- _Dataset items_
..........
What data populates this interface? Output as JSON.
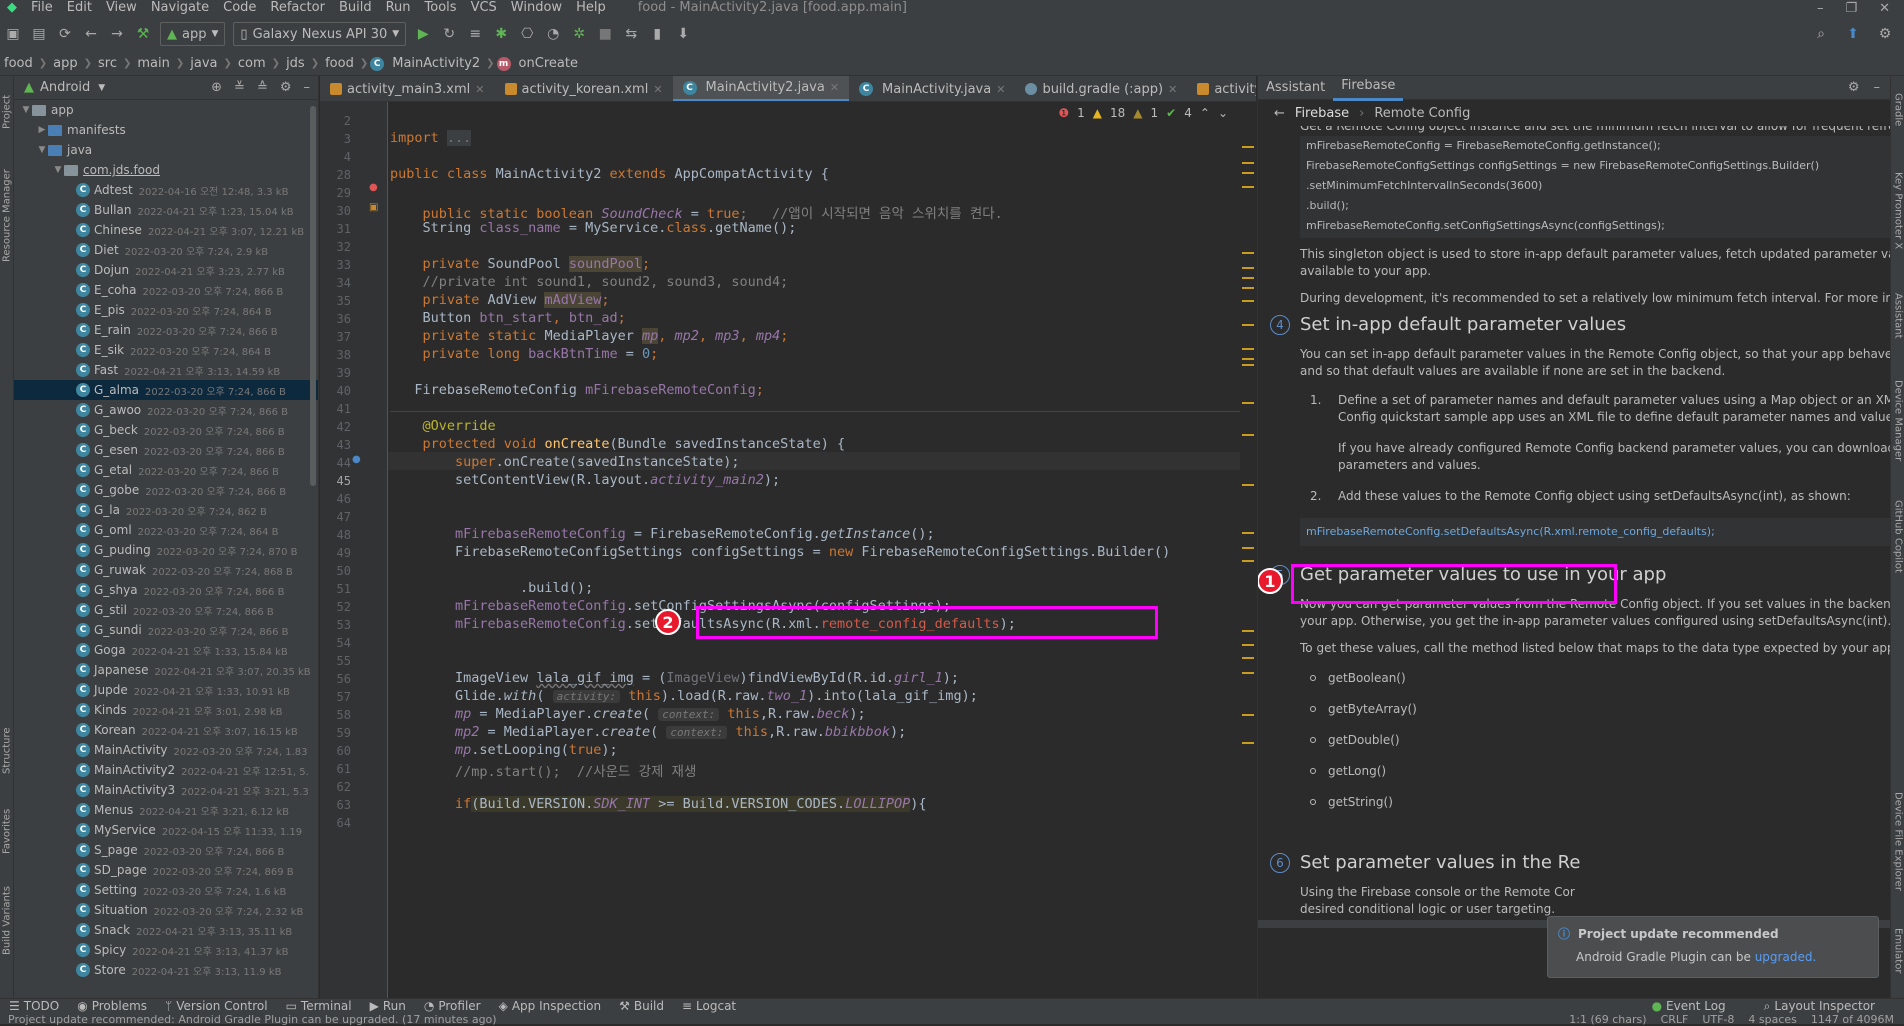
{
  "menu": {
    "items": [
      "File",
      "Edit",
      "View",
      "Navigate",
      "Code",
      "Refactor",
      "Build",
      "Run",
      "Tools",
      "VCS",
      "Window",
      "Help"
    ],
    "title": "food - MainActivity2.java [food.app.main]"
  },
  "toolbar": {
    "module": "app",
    "device": "Galaxy Nexus API 30"
  },
  "breadcrumbs": [
    "food",
    "app",
    "src",
    "main",
    "java",
    "com",
    "jds",
    "food",
    "MainActivity2",
    "onCreate"
  ],
  "project": {
    "view": "Android",
    "nodes": [
      {
        "label": "app",
        "type": "folder",
        "depth": 0,
        "open": true
      },
      {
        "label": "manifests",
        "type": "folder",
        "depth": 1,
        "open": false
      },
      {
        "label": "java",
        "type": "folder",
        "depth": 1,
        "open": true
      },
      {
        "label": "com.jds.food",
        "type": "package",
        "depth": 2,
        "open": true
      }
    ],
    "files": [
      {
        "name": "Adtest",
        "meta": "2022-04-16 오전 12:48, 3.3 kB"
      },
      {
        "name": "Bullan",
        "meta": "2022-04-21 오후 1:23, 15.04 kB"
      },
      {
        "name": "Chinese",
        "meta": "2022-04-21 오후 3:07, 12.21 kB"
      },
      {
        "name": "Diet",
        "meta": "2022-03-20 오후 7:24, 2.9 kB"
      },
      {
        "name": "Dojun",
        "meta": "2022-04-21 오후 3:23, 2.77 kB"
      },
      {
        "name": "E_coha",
        "meta": "2022-03-20 오후 7:24, 866 B"
      },
      {
        "name": "E_pis",
        "meta": "2022-03-20 오후 7:24, 864 B"
      },
      {
        "name": "E_rain",
        "meta": "2022-03-20 오후 7:24, 866 B"
      },
      {
        "name": "E_sik",
        "meta": "2022-03-20 오후 7:24, 864 B"
      },
      {
        "name": "Fast",
        "meta": "2022-04-21 오후 3:13, 14.59 kB"
      },
      {
        "name": "G_alma",
        "meta": "2022-03-20 오후 7:24, 866 B"
      },
      {
        "name": "G_awoo",
        "meta": "2022-03-20 오후 7:24, 866 B"
      },
      {
        "name": "G_beck",
        "meta": "2022-03-20 오후 7:24, 866 B"
      },
      {
        "name": "G_esen",
        "meta": "2022-03-20 오후 7:24, 866 B"
      },
      {
        "name": "G_etal",
        "meta": "2022-03-20 오후 7:24, 866 B"
      },
      {
        "name": "G_gobe",
        "meta": "2022-03-20 오후 7:24, 866 B"
      },
      {
        "name": "G_la",
        "meta": "2022-03-20 오후 7:24, 862 B"
      },
      {
        "name": "G_oml",
        "meta": "2022-03-20 오후 7:24, 864 B"
      },
      {
        "name": "G_puding",
        "meta": "2022-03-20 오후 7:24, 870 B"
      },
      {
        "name": "G_ruwak",
        "meta": "2022-03-20 오후 7:24, 868 B"
      },
      {
        "name": "G_shya",
        "meta": "2022-03-20 오후 7:24, 866 B"
      },
      {
        "name": "G_stil",
        "meta": "2022-03-20 오후 7:24, 866 B"
      },
      {
        "name": "G_sundi",
        "meta": "2022-03-20 오후 7:24, 866 B"
      },
      {
        "name": "Goga",
        "meta": "2022-04-21 오후 1:33, 15.84 kB"
      },
      {
        "name": "Japanese",
        "meta": "2022-04-21 오후 3:07, 20.35 kB"
      },
      {
        "name": "Jupde",
        "meta": "2022-04-21 오후 1:33, 10.91 kB"
      },
      {
        "name": "Kinds",
        "meta": "2022-04-21 오후 3:01, 2.98 kB"
      },
      {
        "name": "Korean",
        "meta": "2022-04-21 오후 3:07, 16.15 kB"
      },
      {
        "name": "MainActivity",
        "meta": "2022-03-20 오후 7:24, 1.83"
      },
      {
        "name": "MainActivity2",
        "meta": "2022-04-21 오후 12:51, 5."
      },
      {
        "name": "MainActivity3",
        "meta": "2022-04-21 오후 3:21, 5.3"
      },
      {
        "name": "Menus",
        "meta": "2022-04-21 오후 3:21, 6.12 kB"
      },
      {
        "name": "MyService",
        "meta": "2022-04-15 오후 11:33, 1.19"
      },
      {
        "name": "S_page",
        "meta": "2022-03-20 오후 7:24, 866 B"
      },
      {
        "name": "SD_page",
        "meta": "2022-03-20 오후 7:24, 869 B"
      },
      {
        "name": "Setting",
        "meta": "2022-03-20 오후 7:24, 1.6 kB"
      },
      {
        "name": "Situation",
        "meta": "2022-03-20 오후 7:24, 2.32 kB"
      },
      {
        "name": "Snack",
        "meta": "2022-04-21 오후 3:13, 35.11 kB"
      },
      {
        "name": "Spicy",
        "meta": "2022-04-21 오후 3:13, 41.37 kB"
      },
      {
        "name": "Store",
        "meta": "2022-04-21 오후 3:13, 11.9 kB"
      }
    ],
    "selected": "G_alma"
  },
  "tabs": [
    "activity_main3.xml",
    "activity_korean.xml",
    "MainActivity2.java",
    "MainActivity.java",
    "build.gradle (:app)",
    "activity_main2.xml"
  ],
  "active_tab": "MainActivity2.java",
  "inspections": {
    "errors": "1",
    "warnings": "18",
    "weak": "1",
    "ok": "4"
  },
  "line_numbers": [
    "2",
    "3",
    "4",
    "28",
    "29",
    "30",
    "31",
    "32",
    "33",
    "34",
    "35",
    "36",
    "37",
    "38",
    "39",
    "40",
    "41",
    "42",
    "43",
    "44",
    "45",
    "46",
    "47",
    "48",
    "49",
    "50",
    "51",
    "52",
    "53",
    "54",
    "55",
    "56",
    "57",
    "58",
    "59",
    "60",
    "61",
    "62",
    "63",
    "64"
  ],
  "code": {
    "l2": "",
    "l3": "",
    "l4a": "import ",
    "l4b": "...",
    "l29a": "public class ",
    "l29b": "MainActivity2 ",
    "l29c": "extends ",
    "l29d": "AppCompatActivity {",
    "l31a": "    public static boolean ",
    "l31b": "SoundCheck",
    "l31c": " = ",
    "l31d": "true",
    "l31e": ";   //앱이 시작되면 음악 스위치를 켠다.",
    "l32a": "    String ",
    "l32b": "class_name",
    "l32c": " = MyService.",
    "l32d": "class",
    "l32e": ".getName();",
    "l34a": "    private ",
    "l34b": "SoundPool ",
    "l34c": "soundPool",
    "l34d": ";",
    "l35": "    //private int sound1, sound2, sound3, sound4;",
    "l36a": "    private ",
    "l36b": "AdView ",
    "l36c": "mAdView",
    "l36d": ";",
    "l37a": "    Button ",
    "l37b": "btn_start",
    "l37c": ", ",
    "l37d": "btn_ad",
    "l37e": ";",
    "l38a": "    private static ",
    "l38b": "MediaPlayer ",
    "l38c": "mp",
    "l38d": ", ",
    "l38e": "mp2",
    "l38f": ", ",
    "l38g": "mp3",
    "l38h": ", ",
    "l38i": "mp4",
    "l38j": ";",
    "l39a": "    private long ",
    "l39b": "backBtnTime",
    "l39c": " = ",
    "l39d": "0",
    "l39e": ";",
    "l41a": "   FirebaseRemoteConfig ",
    "l41b": "mFirebaseRemoteConfig",
    "l41c": ";",
    "l43": "    @Override",
    "l44a": "    protected void ",
    "l44b": "onCreate",
    "l44c": "(Bundle savedInstanceState) {",
    "l45a": "        ",
    "l45b": "super",
    "l45c": ".onCreate(savedInstanceState);",
    "l46a": "        setContentView(R.layout.",
    "l46b": "activity_main2",
    "l46c": ");",
    "l49a": "        ",
    "l49b": "mFirebaseRemoteConfig",
    "l49c": " = FirebaseRemoteConfig.",
    "l49d": "getInstance",
    "l49e": "();",
    "l50a": "        FirebaseRemoteConfigSettings configSettings = ",
    "l50b": "new ",
    "l50c": "FirebaseRemoteConfigSettings.Builder()",
    "l52": "                .build();",
    "l53a": "        ",
    "l53b": "mFirebaseRemoteConfig",
    "l53c": ".setConfigSettingsAsync(configSettings);",
    "l54a": "        ",
    "l54b": "mFirebaseRemoteConfig",
    "l54c": ".setDefaultsAsync(R.xml.",
    "l54d": "remote_config_defaults",
    "l54e": ");",
    "l56a": "        ImageView ",
    "l56b": "lala_gif_img",
    "l56c": " = (",
    "l56d": "ImageView",
    "l56e": ")findViewById(R.id.",
    "l56f": "girl_1",
    "l56g": ");",
    "l57a": "        Glide.",
    "l57b": "with",
    "l57c": "( ",
    "l57d": "activity:",
    "l57e": " this",
    "l57f": ").load(R.raw.",
    "l57g": "two_1",
    "l57h": ").into(lala_gif_img);",
    "l58a": "        ",
    "l58b": "mp",
    "l58c": " = MediaPlayer.",
    "l58d": "create",
    "l58e": "( ",
    "l58f": "context:",
    "l58g": " this",
    "l58h": ",R.raw.",
    "l58i": "beck",
    "l58j": ");",
    "l59a": "        ",
    "l59b": "mp2",
    "l59c": " = MediaPlayer.",
    "l59d": "create",
    "l59e": "( ",
    "l59f": "context:",
    "l59g": " this",
    "l59h": ",R.raw.",
    "l59i": "bbikbbok",
    "l59j": ");",
    "l60a": "        ",
    "l60b": "mp",
    "l60c": ".setLooping(",
    "l60d": "true",
    "l60e": ");",
    "l61": "        //mp.start();  //사운드 강제 재생",
    "l63a": "        if",
    "l63b": "(Build.VERSION.",
    "l63c": "SDK_INT",
    "l63d": " >= Build.VERSION_CODES.",
    "l63e": "LOLLIPOP",
    "l63f": "){"
  },
  "badges": {
    "b1": "1",
    "b2": "2"
  },
  "assistant": {
    "tabs": [
      "Assistant",
      "Firebase"
    ],
    "back": "Firebase",
    "crumb": "Remote Config",
    "intro": "Get a Remote Config object instance and set the minimum fetch interval to allow for frequent refreshes:",
    "code1": [
      "mFirebaseRemoteConfig = FirebaseRemoteConfig.getInstance();",
      "FirebaseRemoteConfigSettings configSettings = new FirebaseRemoteConfigSettings.Builder()",
      "        .setMinimumFetchIntervalInSeconds(3600)",
      "        .build();",
      "mFirebaseRemoteConfig.setConfigSettingsAsync(configSettings);"
    ],
    "p1a": "This singleton object is used to store in-app default parameter values, fetch updated parameter values from the",
    "p1b": "available to your app.",
    "p2": "During development, it's recommended to set a relatively low minimum fetch interval. For more information,",
    "step4_num": "4",
    "step4": "Set in-app default parameter values",
    "p3a": "You can set in-app default parameter values in the Remote Config object, so that your app behaves as intend",
    "p3b": "and so that default values are available if none are set in the backend.",
    "li1num": "1.",
    "li1a": "Define a set of parameter names and default parameter values using a Map object or an XML resource",
    "li1b": "Config quickstart sample app uses an XML file to define default parameter names and values.",
    "li1c": "If you have already configured Remote Config backend parameter values, you can download a pre-ge",
    "li1d": "parameters and values.",
    "li2num": "2.",
    "li2": "Add these values to the Remote Config object using setDefaultsAsync(int), as shown:",
    "code2": "mFirebaseRemoteConfig.setDefaultsAsync(R.xml.remote_config_defaults);",
    "step5_num": "5",
    "step5": "Get parameter values to use in your app",
    "p4a": "Now you can get parameter values from the Remote Config object. If you set values in the backend, fetch th",
    "p4b": "your app. Otherwise, you get the in-app parameter values configured using setDefaultsAsync(int).",
    "p5": "To get these values, call the method listed below that maps to the data type expected by your app, providing",
    "methods": [
      "getBoolean()",
      "getByteArray()",
      "getDouble()",
      "getLong()",
      "getString()"
    ],
    "step6_num": "6",
    "step6": "Set parameter values in the Re",
    "p6a": "Using the Firebase console or the Remote Cor",
    "p6b": "desired conditional logic or user targeting."
  },
  "popup": {
    "title": "Project update recommended",
    "text": "Android Gradle Plugin can be",
    "link": "upgraded."
  },
  "left_strip": [
    "Project",
    "Resource Manager",
    "Structure",
    "Favorites",
    "Build Variants"
  ],
  "right_strip": [
    "Gradle",
    "Key Promoter X",
    "Assistant",
    "Device Manager",
    "GitHub Copilot",
    "Device File Explorer",
    "Emulator"
  ],
  "toolwindows": [
    "TODO",
    "Problems",
    "Version Control",
    "Terminal",
    "Run",
    "Profiler",
    "App Inspection",
    "Build",
    "Logcat"
  ],
  "right_tools": [
    "Event Log",
    "Layout Inspector"
  ],
  "status": {
    "message": "Project update recommended: Android Gradle Plugin can be upgraded. (17 minutes ago)",
    "position": "1:1 (69 chars)",
    "eol": "CRLF",
    "encoding": "UTF-8",
    "indent": "4 spaces",
    "memory": "1147 of 4096M"
  },
  "colors": {
    "highlight": "#ff00ff",
    "badge": "#e8192c",
    "accent": "#4a88c7"
  }
}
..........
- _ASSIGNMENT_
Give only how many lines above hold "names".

- _WRITTEN ANSWER_
2